The weight loss induced by orlistat 60 mg conferred other important health benefits after 6 months of treatment in addition to weight loss. The mean relative change in total cholesterol was -2.4% for orlistat 60 mg (baseline 5.20 mmol/l) and +2.8% for placebo (baseline 5.26 mmol/l). The mean relative change in LDL cholesterol was -3.5% for orlistat 60 mg (baseline 3.30 mmol/l) and +3.8% for placebo (baseline 3.41 mmol/l). For waist circumference, the mean change was -4.5 cm for orlistat 60 mg (baseline 103.7 cm) and -3.6 cm for placebo (baseline 103.5 cm). All comparisons against placebo were statistically significant.
Studies in normal weight and obese volunteers have shown that the extent of absorption of orlistat was minimal. Plasma concentrations of intact orlistat were non-measurable (<5 ng/ml) 8 hours following oral administration of orlistat 360 mg.
In general, at therapeutic doses, detection of intact orlistat in plasma was sporadic and concentrations were extremely low (<10 ng/ml or 0.02 µmol), with no evidence of accumulation, which is consistent with minimal absorption.
The volume of distribution cannot be determined because the active substance is minimally absorbed and has no defined systemic pharmacokinetics. In vitro, orlistat is >99% bound to plasma proteins (lipoproteins and albumin were the major binding proteins). Orlistat minimally partitions into erythrocytes.

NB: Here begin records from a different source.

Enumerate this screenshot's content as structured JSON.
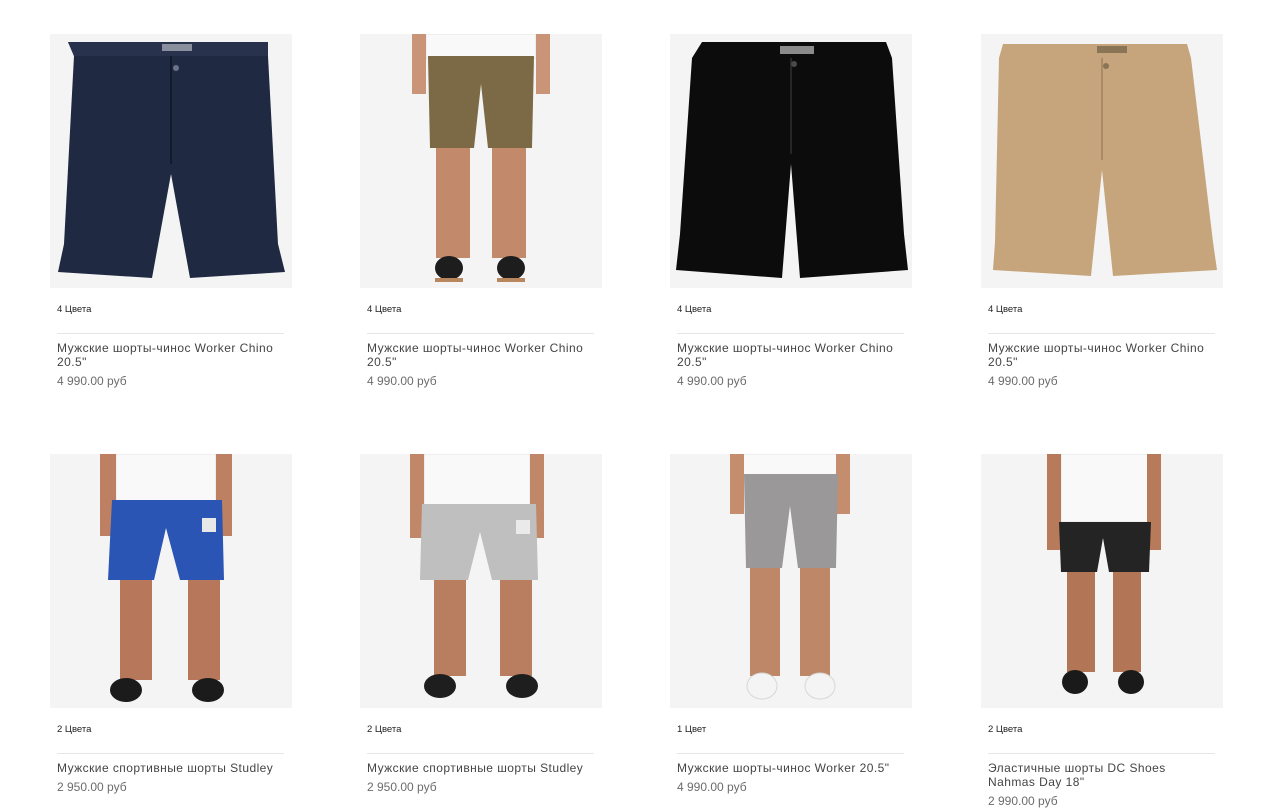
{
  "products": [
    {
      "colors": "4 Цвета",
      "title": "Мужские шорты-чинос Worker Chino 20.5\"",
      "price": "4 990.00 руб",
      "image": "navy-chino-shorts"
    },
    {
      "colors": "4 Цвета",
      "title": "Мужские шорты-чинос Worker Chino 20.5\"",
      "price": "4 990.00 руб",
      "image": "olive-chino-shorts-on-model"
    },
    {
      "colors": "4 Цвета",
      "title": "Мужские шорты-чинос Worker Chino 20.5\"",
      "price": "4 990.00 руб",
      "image": "black-chino-shorts"
    },
    {
      "colors": "4 Цвета",
      "title": "Мужские шорты-чинос Worker Chino 20.5\"",
      "price": "4 990.00 руб",
      "image": "khaki-chino-shorts"
    },
    {
      "colors": "2 Цвета",
      "title": "Мужские спортивные шорты Studley",
      "price": "2 950.00 руб",
      "image": "blue-sweat-shorts-on-model"
    },
    {
      "colors": "2 Цвета",
      "title": "Мужские спортивные шорты Studley",
      "price": "2 950.00 руб",
      "image": "grey-sweat-shorts-on-model"
    },
    {
      "colors": "1 Цвет",
      "title": "Мужские шорты-чинос Worker 20.5\"",
      "price": "4 990.00 руб",
      "image": "grey-chino-shorts-on-model"
    },
    {
      "colors": "2 Цвета",
      "title": "Эластичные шорты DC Shoes Nahmas Day 18\"",
      "price": "2 990.00 руб",
      "image": "black-elastic-shorts-on-model"
    }
  ],
  "colors": {
    "background": "#ffffff",
    "photo_background": "#f4f4f4",
    "price_text": "#6c6c6c",
    "title_text": "#444444"
  }
}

Based on animal data, it is likely that the metabolism of orlistat occurs mainly within the gastrointestinal wall. Based on a study in obese patients, of the minimal fraction of the dose that was absorbed systemically, two major metabolites, M1 (4-member lactone ring hydrolysed) and M3 (M1 with N-formyl leucine moiety cleaved), accounted for approximately 42% of the total plasma concentration.

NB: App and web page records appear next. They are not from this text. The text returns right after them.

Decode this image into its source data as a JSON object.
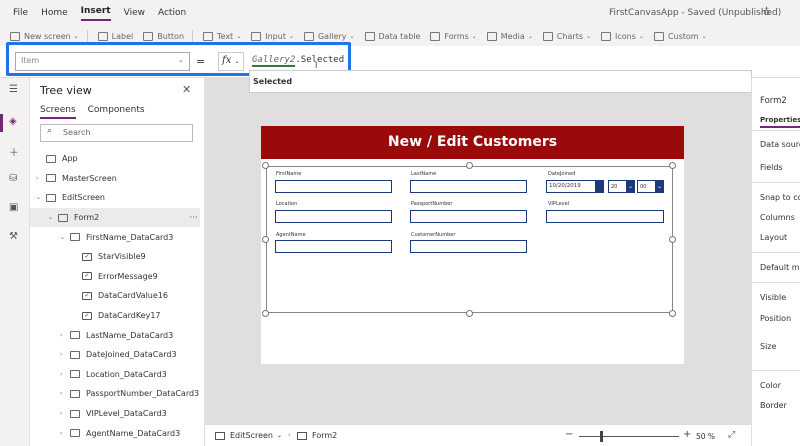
{
  "menu": {
    "items": [
      "File",
      "Home",
      "Insert",
      "View",
      "Action"
    ],
    "active_index": 2,
    "app_title": "FirstCanvasApp - Saved (Unpublished)"
  },
  "ribbon": {
    "new_screen": "New screen",
    "label": "Label",
    "button": "Button",
    "text": "Text",
    "input": "Input",
    "gallery": "Gallery",
    "data_table": "Data table",
    "forms": "Forms",
    "media": "Media",
    "charts": "Charts",
    "icons": "Icons",
    "custom": "Custom"
  },
  "formula_bar": {
    "property": "Item",
    "equals": "=",
    "fx": "fx",
    "token": "Gallery2",
    "rest": ".Selected",
    "suggestion": "Selected"
  },
  "tree": {
    "title": "Tree view",
    "tabs": [
      "Screens",
      "Components"
    ],
    "search_placeholder": "Search",
    "items": [
      {
        "label": "App",
        "indent": 0,
        "arrow": ""
      },
      {
        "label": "MasterScreen",
        "indent": 0,
        "arrow": "›"
      },
      {
        "label": "EditScreen",
        "indent": 0,
        "arrow": "⌄"
      },
      {
        "label": "Form2",
        "indent": 1,
        "arrow": "⌄"
      },
      {
        "label": "FirstName_DataCard3",
        "indent": 2,
        "arrow": "⌄"
      },
      {
        "label": "StarVisible9",
        "indent": 3,
        "arrow": ""
      },
      {
        "label": "ErrorMessage9",
        "indent": 3,
        "arrow": ""
      },
      {
        "label": "DataCardValue16",
        "indent": 3,
        "arrow": ""
      },
      {
        "label": "DataCardKey17",
        "indent": 3,
        "arrow": ""
      },
      {
        "label": "LastName_DataCard3",
        "indent": 2,
        "arrow": "›"
      },
      {
        "label": "DateJoined_DataCard3",
        "indent": 2,
        "arrow": "›"
      },
      {
        "label": "Location_DataCard3",
        "indent": 2,
        "arrow": "›"
      },
      {
        "label": "PassportNumber_DataCard3",
        "indent": 2,
        "arrow": "›"
      },
      {
        "label": "VIPLevel_DataCard3",
        "indent": 2,
        "arrow": "›"
      },
      {
        "label": "AgentName_DataCard3",
        "indent": 2,
        "arrow": "›"
      }
    ]
  },
  "canvas": {
    "banner": "New / Edit Customers",
    "fields": {
      "first_name": "FirstName",
      "last_name": "LastName",
      "date_joined": "DateJoined",
      "location": "Location",
      "passport": "PassportNumber",
      "vip": "VIPLevel",
      "agent": "AgentName",
      "customer": "CustomerNumber"
    },
    "date_value": "10/20/2019",
    "hour_value": "20",
    "minute_value": "00"
  },
  "properties": {
    "title": "Form2",
    "tab": "Properties",
    "items": [
      "Data source",
      "Fields",
      "Snap to columns",
      "Columns",
      "Layout",
      "Default mode",
      "Visible",
      "Position",
      "Size",
      "Color",
      "Border"
    ]
  },
  "bottom": {
    "screen": "EditScreen",
    "control": "Form2",
    "zoom_minus": "−",
    "zoom_plus": "+",
    "zoom": "50  %"
  }
}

M1 and M3 have an open beta-lactone ring and extremely weak lipase inhibitory activity (1,000- and 2,500-fold less than orlistat, respectively). In view of this low inhibitory activity and the low plasma levels at therapeutic doses (average of 26 ng/ml and 108 ng/ml, respectively), these metabolites are considered to be pharmacologically inconsequential.
Studies in normal weight and obese subjects have shown that faecal excretion of the unabsorbed active substance was the major route of elimination. Approximately 97% of the administered dose was excreted in faeces and 83% of that as unchanged orlistat.

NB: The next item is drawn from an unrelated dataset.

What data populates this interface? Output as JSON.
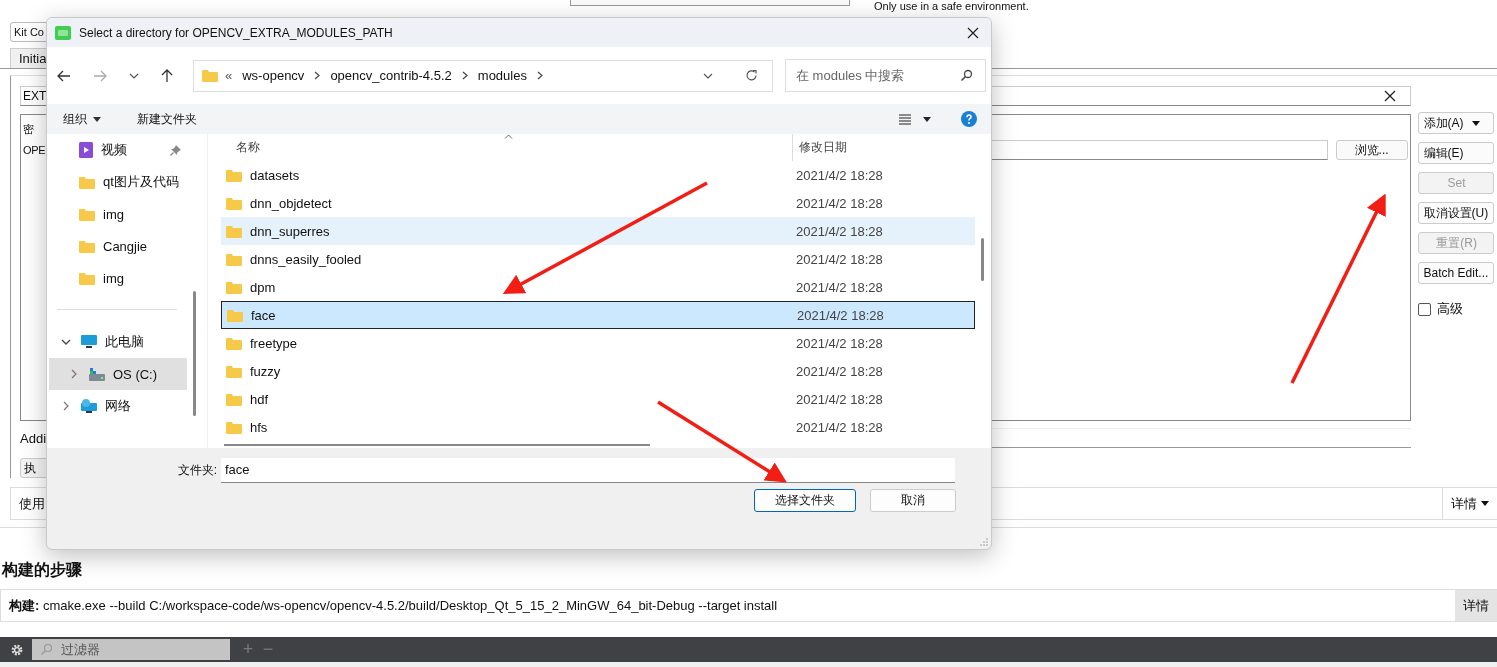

The cumulative renal excretion of total orlistat-related materials was <2% of the given dose. The time to reach complete excretion (faecal plus urinary) was 3 to 5 days. The disposition of orlistat appeared to be similar between normal weight and obese volunteers. Orlistat, M1 and M3 are all subject to biliary excretion.
Nonclinical data reveal no special hazard for humans based on conventional studies of safety pharmacology, repeated dose toxicity, genotoxicity, carcinogenic potential, and toxicity to fertility, reproduction and development.
The medicinal use of orlistat is unlikely to represent a risk to the aquatic or terrestrial environment. However, any possible risk should be avoided (see section 6.6).
Microcrystalline cellulose (E460)
Sodium starch glycolate (Type A)
Povidone (E1201) (K-value 30)
Indigo carmine (E132)
Titanium dioxide (E171)
Iron oxide black (E172)
Indigo carmine (E132)
When stored in the carry case: 1 month.
Do not store above 25°C.
Keep the container tightly closed in order to protect from moisture.
High-density polyethylene (HDPE) bottle with child resistant closure containing 42, 60, 84, 90 or 120 hard capsules. The bottle also contains two sealed canisters containing silica gel desiccant.
A polystyrene resin / polyurethane carry case (shuttle) which can hold 3 capsules is included in each pack.
Not all pack sizes may be marketed.
Any unused medicinal product or waste material should be disposed of in accordance with local requirements.
Haleon UK Trading Limited
Date of first authorisation: 23 July 2007
Date of latest renewal: 29 June 2017